Data about app and page elements:
==========

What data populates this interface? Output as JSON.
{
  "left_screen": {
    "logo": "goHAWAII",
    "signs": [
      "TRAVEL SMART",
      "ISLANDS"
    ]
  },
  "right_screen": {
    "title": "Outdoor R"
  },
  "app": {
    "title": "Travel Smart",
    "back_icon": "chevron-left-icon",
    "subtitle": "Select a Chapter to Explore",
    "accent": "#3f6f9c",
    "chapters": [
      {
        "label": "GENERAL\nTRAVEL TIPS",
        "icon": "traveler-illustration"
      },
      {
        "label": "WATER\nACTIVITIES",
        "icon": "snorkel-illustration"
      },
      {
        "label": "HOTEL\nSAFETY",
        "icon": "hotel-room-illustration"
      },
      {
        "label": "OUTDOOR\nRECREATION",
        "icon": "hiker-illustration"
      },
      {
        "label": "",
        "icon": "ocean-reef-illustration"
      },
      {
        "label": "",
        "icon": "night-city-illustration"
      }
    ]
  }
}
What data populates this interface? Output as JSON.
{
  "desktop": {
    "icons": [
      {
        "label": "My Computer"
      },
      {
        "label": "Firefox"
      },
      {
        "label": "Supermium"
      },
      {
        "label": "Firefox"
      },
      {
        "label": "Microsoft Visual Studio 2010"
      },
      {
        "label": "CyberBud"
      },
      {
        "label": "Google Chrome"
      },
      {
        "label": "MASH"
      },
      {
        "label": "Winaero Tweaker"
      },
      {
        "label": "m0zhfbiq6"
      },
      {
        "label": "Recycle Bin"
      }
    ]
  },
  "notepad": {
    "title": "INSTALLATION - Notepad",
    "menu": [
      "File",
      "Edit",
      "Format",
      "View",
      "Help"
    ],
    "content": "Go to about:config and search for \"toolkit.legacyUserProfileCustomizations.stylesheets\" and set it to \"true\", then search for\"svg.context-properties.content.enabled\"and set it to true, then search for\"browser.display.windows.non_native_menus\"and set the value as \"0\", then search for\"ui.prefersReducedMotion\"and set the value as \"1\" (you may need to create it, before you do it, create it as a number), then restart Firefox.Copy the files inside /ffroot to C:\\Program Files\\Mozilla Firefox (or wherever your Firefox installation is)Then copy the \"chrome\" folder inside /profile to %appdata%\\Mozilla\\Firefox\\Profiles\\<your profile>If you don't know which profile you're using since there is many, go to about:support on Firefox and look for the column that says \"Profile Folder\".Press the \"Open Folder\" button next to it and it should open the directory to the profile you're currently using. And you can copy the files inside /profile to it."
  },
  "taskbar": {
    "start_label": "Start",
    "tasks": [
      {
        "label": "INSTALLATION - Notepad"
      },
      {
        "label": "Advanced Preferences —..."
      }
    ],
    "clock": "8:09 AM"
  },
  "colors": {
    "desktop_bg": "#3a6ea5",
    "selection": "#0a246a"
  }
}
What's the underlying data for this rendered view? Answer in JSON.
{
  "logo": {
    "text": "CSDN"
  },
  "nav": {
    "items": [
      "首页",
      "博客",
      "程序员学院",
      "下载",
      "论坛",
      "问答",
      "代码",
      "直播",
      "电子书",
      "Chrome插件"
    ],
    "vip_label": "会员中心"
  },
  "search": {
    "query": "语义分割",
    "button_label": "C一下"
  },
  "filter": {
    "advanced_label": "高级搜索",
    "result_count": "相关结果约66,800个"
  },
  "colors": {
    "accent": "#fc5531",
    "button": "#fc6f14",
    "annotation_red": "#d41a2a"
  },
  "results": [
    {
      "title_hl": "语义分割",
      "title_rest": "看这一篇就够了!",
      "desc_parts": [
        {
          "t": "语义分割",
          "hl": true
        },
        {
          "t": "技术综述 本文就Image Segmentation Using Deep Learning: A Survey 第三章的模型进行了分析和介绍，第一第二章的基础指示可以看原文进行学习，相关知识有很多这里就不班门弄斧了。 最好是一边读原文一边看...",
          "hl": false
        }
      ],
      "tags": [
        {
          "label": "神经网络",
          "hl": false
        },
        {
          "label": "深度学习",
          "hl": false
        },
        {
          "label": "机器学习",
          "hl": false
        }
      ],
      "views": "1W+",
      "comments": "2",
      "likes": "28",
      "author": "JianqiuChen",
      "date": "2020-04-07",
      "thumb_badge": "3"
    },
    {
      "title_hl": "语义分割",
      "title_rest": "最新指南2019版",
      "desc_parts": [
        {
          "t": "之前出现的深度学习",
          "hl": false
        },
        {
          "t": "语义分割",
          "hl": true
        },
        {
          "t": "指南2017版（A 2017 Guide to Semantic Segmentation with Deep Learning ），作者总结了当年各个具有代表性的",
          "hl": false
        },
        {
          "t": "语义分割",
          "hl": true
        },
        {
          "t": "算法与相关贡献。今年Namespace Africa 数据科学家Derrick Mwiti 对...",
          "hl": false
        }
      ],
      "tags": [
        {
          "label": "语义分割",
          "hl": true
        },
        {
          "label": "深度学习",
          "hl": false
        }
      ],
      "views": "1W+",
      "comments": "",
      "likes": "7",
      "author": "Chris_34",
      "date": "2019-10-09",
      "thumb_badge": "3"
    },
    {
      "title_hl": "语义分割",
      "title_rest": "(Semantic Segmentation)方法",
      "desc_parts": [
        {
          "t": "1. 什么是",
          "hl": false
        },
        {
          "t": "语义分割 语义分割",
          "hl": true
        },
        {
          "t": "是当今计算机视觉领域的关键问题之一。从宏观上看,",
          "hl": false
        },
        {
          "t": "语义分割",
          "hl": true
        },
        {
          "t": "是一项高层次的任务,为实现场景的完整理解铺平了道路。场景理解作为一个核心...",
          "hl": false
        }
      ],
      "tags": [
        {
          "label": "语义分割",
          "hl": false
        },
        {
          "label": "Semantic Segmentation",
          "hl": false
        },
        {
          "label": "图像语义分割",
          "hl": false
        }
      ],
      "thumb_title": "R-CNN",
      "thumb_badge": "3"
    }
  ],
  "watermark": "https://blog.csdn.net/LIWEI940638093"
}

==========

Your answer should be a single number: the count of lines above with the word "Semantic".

3